223rd business owners wonder about traffic flow during underpass project, which still doesn't have solid starting date
On any given day, the crossroads of 223rd Avenue and Halsey Street in Fairview processes thousands of cars. Businesses located in the area reap the commercial harvest of trucks traveling north, south, east and west.
Some business owners are concerned, however, about how they'll fare when the flow from one direction slows to a trickle this summer. A project to widen the antiquated railroad underpass near Bridge Street is slated to go to bid in July. Multnomah County transportation officials have said the narrow underpass will be closed to through traffic for as long as nine months while it is restructured to accommodate wider driving lanes, sidewalks and bicycle lanes.

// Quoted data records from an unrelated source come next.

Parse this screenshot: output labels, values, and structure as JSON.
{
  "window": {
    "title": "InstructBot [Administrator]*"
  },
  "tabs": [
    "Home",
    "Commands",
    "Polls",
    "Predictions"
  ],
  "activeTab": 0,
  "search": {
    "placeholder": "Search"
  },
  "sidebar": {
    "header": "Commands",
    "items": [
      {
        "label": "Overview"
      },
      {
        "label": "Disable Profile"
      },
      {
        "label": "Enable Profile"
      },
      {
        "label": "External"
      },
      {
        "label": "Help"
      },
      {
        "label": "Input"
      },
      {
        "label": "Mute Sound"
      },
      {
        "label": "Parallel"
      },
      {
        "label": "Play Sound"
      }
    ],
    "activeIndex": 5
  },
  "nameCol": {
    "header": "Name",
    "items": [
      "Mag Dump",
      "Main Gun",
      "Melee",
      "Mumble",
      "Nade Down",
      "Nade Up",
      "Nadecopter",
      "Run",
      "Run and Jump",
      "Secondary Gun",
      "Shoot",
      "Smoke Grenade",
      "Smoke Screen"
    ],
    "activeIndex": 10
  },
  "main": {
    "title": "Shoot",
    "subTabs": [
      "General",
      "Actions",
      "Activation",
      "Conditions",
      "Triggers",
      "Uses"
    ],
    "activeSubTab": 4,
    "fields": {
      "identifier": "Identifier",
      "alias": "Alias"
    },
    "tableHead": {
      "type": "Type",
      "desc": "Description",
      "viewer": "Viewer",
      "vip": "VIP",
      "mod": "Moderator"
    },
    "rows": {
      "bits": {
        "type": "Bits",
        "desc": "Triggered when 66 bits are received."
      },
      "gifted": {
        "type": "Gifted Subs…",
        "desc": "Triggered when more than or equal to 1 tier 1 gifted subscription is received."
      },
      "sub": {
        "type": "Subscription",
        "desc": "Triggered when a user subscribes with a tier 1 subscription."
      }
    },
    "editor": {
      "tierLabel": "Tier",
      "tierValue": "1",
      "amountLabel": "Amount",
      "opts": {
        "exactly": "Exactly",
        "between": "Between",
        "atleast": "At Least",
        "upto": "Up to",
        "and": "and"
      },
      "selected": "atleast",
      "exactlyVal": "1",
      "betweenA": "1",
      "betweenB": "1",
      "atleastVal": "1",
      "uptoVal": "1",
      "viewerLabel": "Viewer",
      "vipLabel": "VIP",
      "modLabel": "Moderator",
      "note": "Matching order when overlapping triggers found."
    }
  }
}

Balwant Bhullar, owner of Fairview Chevron and the adjacent Fairview Subs at 1605 N.E. 223rd, is concerned the closure will alter driving habits and seriously undermine his bottom line on gasoline. He has to take in more than $13,500 a month to clear a profit.
'It's not going to be enough,' he said of the lessened traffic flow. 'I'm not going to make that much money if they close it that long.'
The project is one of two the county is undertaking this summer to improve traffic flow from Sandy Boulevard and the Blue Lake Park area to Halsey and other thoroughfares south of Interstate 84 and the Union Pacific railroad tracks. The other project, slated to begin and end this summer, involves widening and upgrading the 223rd and Sandy intersection. That project will not close either road, county transportation officials said.
Ed Abrahamson, principal planner with the Multnomah County Transportation Department, said both projects are on schedule. However, Nebraska-based Union Pacific needs to give approval before the bidding process can begin on the underpass plan.
'We're hoping we can stay with our timeline' to begin bidding in July, he said. 'We can't do anything until we hear back from the railroad.'
He admits the underpass project, which he estimates would commence around September, could affect nearby businesses.
'They will lose that pass-through traffic,' he said.
Bhullar knows how even a small change in traffic patterns affects his customer base. After the county installed a concrete street divider in front of his station about a year ago, his gasoline sales noticeably decreased.
'Before they put the divider on 223rd, I was doing 7,000 gallons a day,' he said. 'Now it's down to 4,000 gallons.'
While he acknowledges traffic will continue flowing along Halsey Street and south on 223rd, the county-recommended detours - on 207th and 238th avenues - will alter routes from Sandy Boulevard and Marine Drive toward Gresham. Several of his regular customers reside near Vancouver, Wash., he said, and take Marine to the 223rd underpass to points west and south.
Barbara Sellers, owner of Divine Mocha just northeast of the Chevron on 223rd, shares Bhullar's concerns. The project will ultimately improve traffic flow, she says, but the intervening work time will be difficult on small businesspeople.
'It is a worthy project,' she said. 'It will be wonderful in the long run.
'It's a matter of how we can do this without businesses dying. If businesses die as a result of this project, it's not good for the overall situation.'
While understanding the business community's concerns, Abrahamson noted the project brings a potential new wave of customers.
'The coffee shop on 223rd will be negatively impacted,' he said, but Sellers 'will have some ready customers down the road to market to.'
With a closed underpass and a sign at 223rd and Halsey indicating 'local traffic only,' vehicle traffic will certainly diminish by Sellers' shop. At the same time, she realizes damage could be mitigated by the presence of hungry road contractors. Sellers is hedging her bets by adding food items - including waffles for breakfast and bean-free chili boats for lunch - to Divine Mocha's selection of coffees and teas.
Fairview Mayor Mike Weatherby plans to work with business owners and city officials to help affected businesses stay afloat during the underpass construction phase. Additional signage is one of the possibilities discussed at a recent county-sponsored orientation meeting, but city officials, he said, are unclear as to when the project will get under way.
'It's hard to help people when you're not sure when something's going to happen,' he said, noting he's working to improve communications with county transportation officials. 'In terms of helping our people, we're gonna have to be the ones to do it.'
Once traffic-detour patterns are established throughout several months, Sellers says, some drivers may not return to their old routes.
'When (the underpass) is closed, people who normally stop will have to choose another way,' she said. 'The likelihood is that they won't go out of their way just to get a cup of coffee.'